There is lots more information in our files and archived messages and also on our website. It is a lot of information, so take some time to go over it and feel free to ask any questions. If you are feeling overwhelmed, don't worry, you will catch on, and we are always here to help you! Once you have your case history uploaded, we can help you help your equine partner even better.
If you have any technical difficulties, please let us know so we can help you.
Bobbie and Maggie
Desi (over the rainbow bridge 7/21)
Utah, Nov 2018
NRC Plus 2020, NAT, C&IR March 2021
ECIR Group Primary Response
Eleanor Kellon, VMD
I'm sure you have seen how little an effect the bute has on his pain. However, when used long term like this you have to wean off slowly because if you don't there will be a rebound effect, which is probably what you are seeing. The other thing that can happen is they prevent abscess collections from mobilizing so actually are prolonging his pain. No one here has seen any significant effects from gabapentin either - and that is THOUSANDS of members.
He hasn't lost weight from herbal supplements. It's from chronic pain. As your welcoming post said, this has to be approached in a comprehensive fashion.
D: Diagnosis: We need to see you blood work and there may even be something else going on
D: Diet and Drugs: To control insulin and PPID
T: Trim: Very, very important and often the thing people have the most trouble accomplishing
E: Exercise, when sound.
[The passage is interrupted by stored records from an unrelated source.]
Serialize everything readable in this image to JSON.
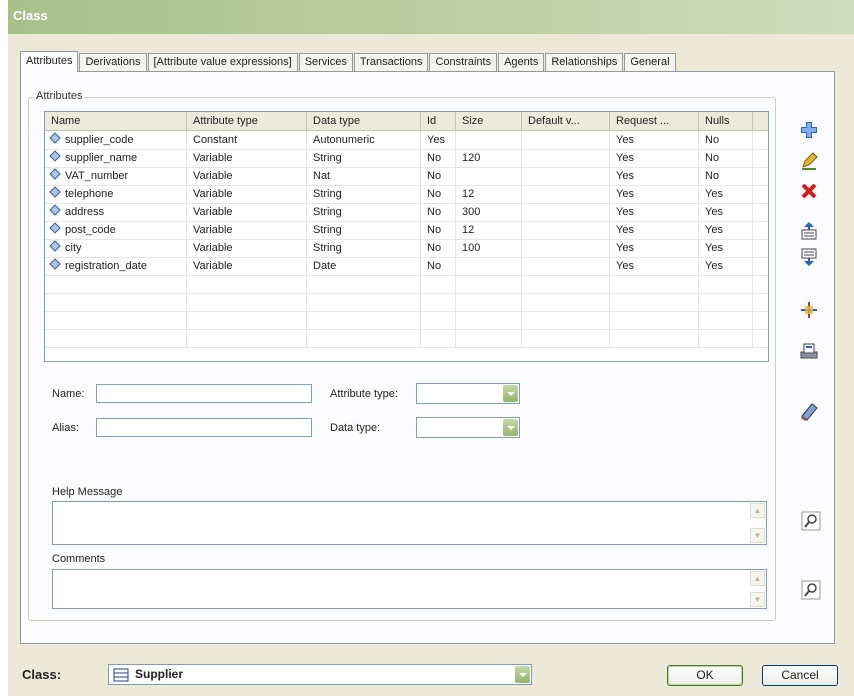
{
  "window": {
    "title": "Class"
  },
  "tabs": [
    "Attributes",
    "Derivations",
    "[Attribute value expressions]",
    "Services",
    "Transactions",
    "Constraints",
    "Agents",
    "Relationships",
    "General"
  ],
  "group": {
    "label": "Attributes"
  },
  "grid": {
    "headers": [
      "Name",
      "Attribute type",
      "Data type",
      "Id",
      "Size",
      "Default v...",
      "Request ...",
      "Nulls"
    ],
    "rows": [
      [
        "supplier_code",
        "Constant",
        "Autonumeric",
        "Yes",
        "",
        "",
        "Yes",
        "No"
      ],
      [
        "supplier_name",
        "Variable",
        "String",
        "No",
        "120",
        "",
        "Yes",
        "No"
      ],
      [
        "VAT_number",
        "Variable",
        "Nat",
        "No",
        "",
        "",
        "Yes",
        "No"
      ],
      [
        "telephone",
        "Variable",
        "String",
        "No",
        "12",
        "",
        "Yes",
        "Yes"
      ],
      [
        "address",
        "Variable",
        "String",
        "No",
        "300",
        "",
        "Yes",
        "Yes"
      ],
      [
        "post_code",
        "Variable",
        "String",
        "No",
        "12",
        "",
        "Yes",
        "Yes"
      ],
      [
        "city",
        "Variable",
        "String",
        "No",
        "100",
        "",
        "Yes",
        "Yes"
      ],
      [
        "registration_date",
        "Variable",
        "Date",
        "No",
        "",
        "",
        "Yes",
        "Yes"
      ]
    ]
  },
  "form": {
    "name_label": "Name:",
    "alias_label": "Alias:",
    "attribute_type_label": "Attribute type:",
    "data_type_label": "Data type:",
    "help_label": "Help Message",
    "comments_label": "Comments"
  },
  "footer": {
    "class_label": "Class:",
    "class_value": "Supplier",
    "ok": "OK",
    "cancel": "Cancel"
  },
  "icons": [
    "add-icon",
    "edit-icon",
    "delete-icon",
    "move-up-icon",
    "move-down-icon",
    "insert-icon",
    "copy-icon",
    "eraser-icon",
    "zoom-icon",
    "class-icon"
  ]
}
Until then, movement as he feels comfortable doing but in a sealed muzzle.
Eleanor in PA
dont give up.. I had same issue years ago when Jesse had laminitis.. 3 weeks later he was cantering in the arena??? are u using easycare boots etc?? you can make emergency boots with styrofoam and duct tape. your horse wont remember these painful times once you get him better.. but u need to do what is suggested here.. local vets dont know much..
LJ Friedman Nov 2014 Vista, Northern San Diego, CA
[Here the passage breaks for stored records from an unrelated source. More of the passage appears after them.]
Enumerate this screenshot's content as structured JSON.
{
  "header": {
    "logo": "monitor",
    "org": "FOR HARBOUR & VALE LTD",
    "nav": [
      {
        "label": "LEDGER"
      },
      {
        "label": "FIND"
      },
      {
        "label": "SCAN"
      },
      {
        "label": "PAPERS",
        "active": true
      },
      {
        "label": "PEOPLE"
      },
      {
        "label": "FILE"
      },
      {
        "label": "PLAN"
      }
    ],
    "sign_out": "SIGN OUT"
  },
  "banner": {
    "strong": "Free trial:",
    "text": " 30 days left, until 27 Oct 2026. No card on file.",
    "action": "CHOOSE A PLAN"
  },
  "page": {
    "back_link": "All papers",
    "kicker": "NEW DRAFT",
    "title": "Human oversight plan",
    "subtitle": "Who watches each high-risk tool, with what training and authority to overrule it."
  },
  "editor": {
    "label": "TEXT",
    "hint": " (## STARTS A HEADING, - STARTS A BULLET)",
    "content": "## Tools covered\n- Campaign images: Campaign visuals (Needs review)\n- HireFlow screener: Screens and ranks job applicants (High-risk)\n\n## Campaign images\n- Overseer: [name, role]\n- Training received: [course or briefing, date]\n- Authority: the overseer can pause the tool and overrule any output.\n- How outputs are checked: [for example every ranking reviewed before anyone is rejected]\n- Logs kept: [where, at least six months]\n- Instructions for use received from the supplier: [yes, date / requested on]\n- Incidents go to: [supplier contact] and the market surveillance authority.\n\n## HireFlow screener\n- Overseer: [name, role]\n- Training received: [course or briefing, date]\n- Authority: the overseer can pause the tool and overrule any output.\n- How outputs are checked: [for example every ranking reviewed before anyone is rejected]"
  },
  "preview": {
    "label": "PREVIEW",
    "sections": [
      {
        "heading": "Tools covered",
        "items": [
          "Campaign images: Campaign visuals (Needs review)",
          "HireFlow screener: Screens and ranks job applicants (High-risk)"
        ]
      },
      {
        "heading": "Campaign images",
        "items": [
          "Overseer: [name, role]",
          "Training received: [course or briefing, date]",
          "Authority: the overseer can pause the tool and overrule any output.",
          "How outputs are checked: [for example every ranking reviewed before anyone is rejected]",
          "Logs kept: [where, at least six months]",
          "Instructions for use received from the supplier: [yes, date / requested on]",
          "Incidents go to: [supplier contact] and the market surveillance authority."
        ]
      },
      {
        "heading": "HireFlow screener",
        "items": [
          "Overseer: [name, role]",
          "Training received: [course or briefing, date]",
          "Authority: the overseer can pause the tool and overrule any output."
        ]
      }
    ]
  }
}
Shelly - If you aren't using boots get some right away. The difference might be night and day. I personally like Easy Care Clouds, but there are several others (I think I've tried half of them!!) Use whatever makes him comfortable. I currently use a different pad in my Clouds, because that is what my horse likes.
For arthritis, I have had very good results with a product that hadn't been mentioned here. But for your horse, right now, I would take one thing at a time...following the emergency plan, and not add anything else into the mix that isn't recommended for the emergency diet.
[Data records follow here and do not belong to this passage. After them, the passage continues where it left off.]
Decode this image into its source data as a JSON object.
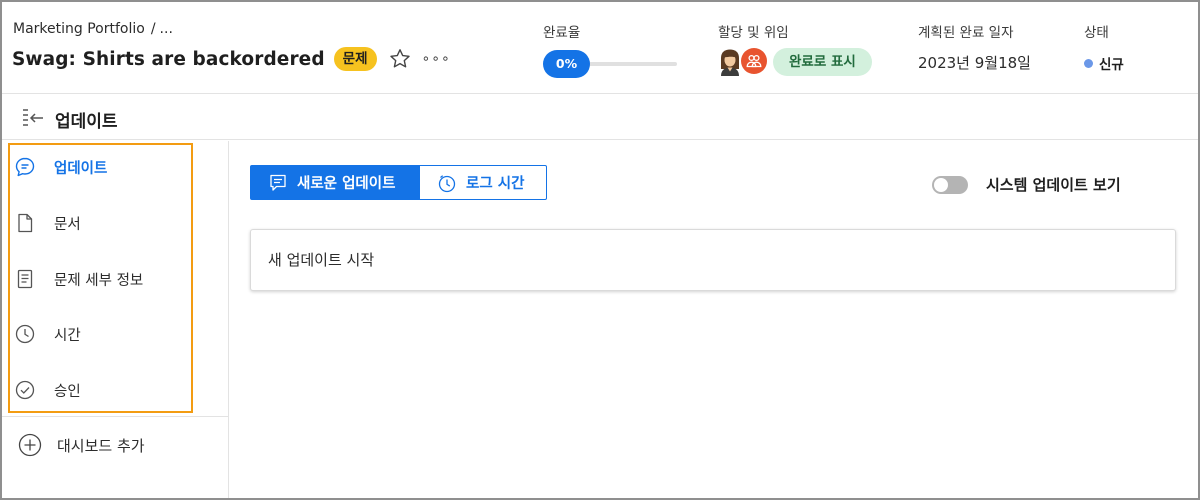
{
  "header": {
    "breadcrumb": {
      "project": "Marketing Portfolio",
      "separator": "/",
      "ellipsis": "..."
    },
    "title": "Swag: Shirts are backordered",
    "badge": "문제",
    "more_label": "∘∘∘",
    "progress": {
      "label": "완료율",
      "value_text": "0%",
      "value": 0
    },
    "assign": {
      "label": "할당 및 위임",
      "mark_done": "완료로 표시"
    },
    "due": {
      "label": "계획된 완료 일자",
      "value": "2023년 9월18일"
    },
    "status": {
      "label": "상태",
      "value": "신규",
      "dot_color": "#6b98e8"
    }
  },
  "section": {
    "title": "업데이트"
  },
  "sidebar": {
    "items": [
      {
        "label": "업데이트",
        "icon": "chat-bubble-icon",
        "active": true
      },
      {
        "label": "문서",
        "icon": "document-icon",
        "active": false
      },
      {
        "label": "문제 세부 정보",
        "icon": "details-icon",
        "active": false
      },
      {
        "label": "시간",
        "icon": "clock-icon",
        "active": false
      },
      {
        "label": "승인",
        "icon": "check-circle-icon",
        "active": false
      }
    ],
    "add_dashboard": "대시보드 추가"
  },
  "main": {
    "new_update_button": "새로운 업데이트",
    "log_time_button": "로그 시간",
    "system_updates_toggle": "시스템 업데이트 보기",
    "system_updates_on": false,
    "update_placeholder": "새 업데이트 시작"
  },
  "colors": {
    "accent": "#1473e6",
    "badge": "#f6c21f",
    "highlight_box": "#f39c12",
    "mark_done_bg": "#d3f0dd"
  }
}
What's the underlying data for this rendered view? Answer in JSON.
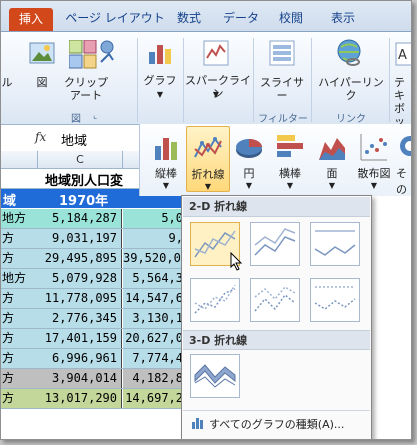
{
  "ribbon": {
    "tabs": [
      "挿入",
      "ページ レイアウト",
      "数式",
      "データ",
      "校閲",
      "表示"
    ],
    "active_tab": "挿入",
    "buttons": {
      "picture": "図",
      "clipart_line1": "クリップ",
      "clipart_line2": "アート",
      "graph": "グラフ",
      "sparkline": "スパークライン",
      "slicer": "スライサー",
      "hyperlink": "ハイパーリンク",
      "text_partial": "テキ",
      "box_partial": "ボッ"
    },
    "groups": {
      "figure": "図",
      "filter": "フィルター",
      "link": "リンク"
    }
  },
  "formula_bar": {
    "fx": "fx",
    "value": "地域"
  },
  "sheet": {
    "col_c": "C",
    "title_partial": "地域別人口変",
    "header_a": "域",
    "header_c": "1970年",
    "rows": [
      {
        "a": "地方",
        "c": "5,184,287",
        "d": "5,0"
      },
      {
        "a": "方",
        "c": "9,031,197",
        "d": "9,"
      },
      {
        "a": "方",
        "c": "29,495,895",
        "d": "39,520,05"
      },
      {
        "a": "地方",
        "c": "5,079,928",
        "d": "5,564,3"
      },
      {
        "a": "方",
        "c": "11,778,095",
        "d": "14,547,6"
      },
      {
        "a": "方",
        "c": "2,776,345",
        "d": "3,130,1"
      },
      {
        "a": "方",
        "c": "17,401,159",
        "d": "20,627,0"
      },
      {
        "a": "方",
        "c": "6,996,961",
        "d": "7,774,4"
      },
      {
        "a": "方",
        "c": "3,904,014",
        "d": "4,182,8"
      },
      {
        "a": "方",
        "c": "13,017,290",
        "d": "14,697,2"
      }
    ],
    "row_colors": [
      "#99e3d8",
      "#b6dde8",
      "#b6dde8",
      "#b6dde8",
      "#b6dde8",
      "#b6dde8",
      "#b6dde8",
      "#b6dde8",
      "#bfbfbf",
      "#c4d79b"
    ]
  },
  "chart_types": [
    "縦棒",
    "折れ線",
    "円",
    "横棒",
    "面",
    "散布図",
    "その"
  ],
  "dropdown": {
    "header_2d": "2-D 折れ線",
    "header_3d": "3-D 折れ線",
    "footer": "すべてのグラフの種類(A)..."
  },
  "colors": {
    "accent_tab": "#d2481a",
    "selection": "#ffd87a",
    "header_fill": "#1f6bd8"
  }
}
Deb and Scotty I/R, PPID
Pecatonica Illinois, May 13, 2019
what is the product you have had good luck with that has not been mentioned?
LJ Friedman Nov 2014 Vista, Northern San Diego, CA
The product is Equithrive.
Here are all the posts from the archives about this product back to 2009.
There is also a reference to this product under the resveratrol info in the files.
Nancy C in NH
ECIR Moderator 2003
ECIR Group Inc. President/Treasurer 2021-2022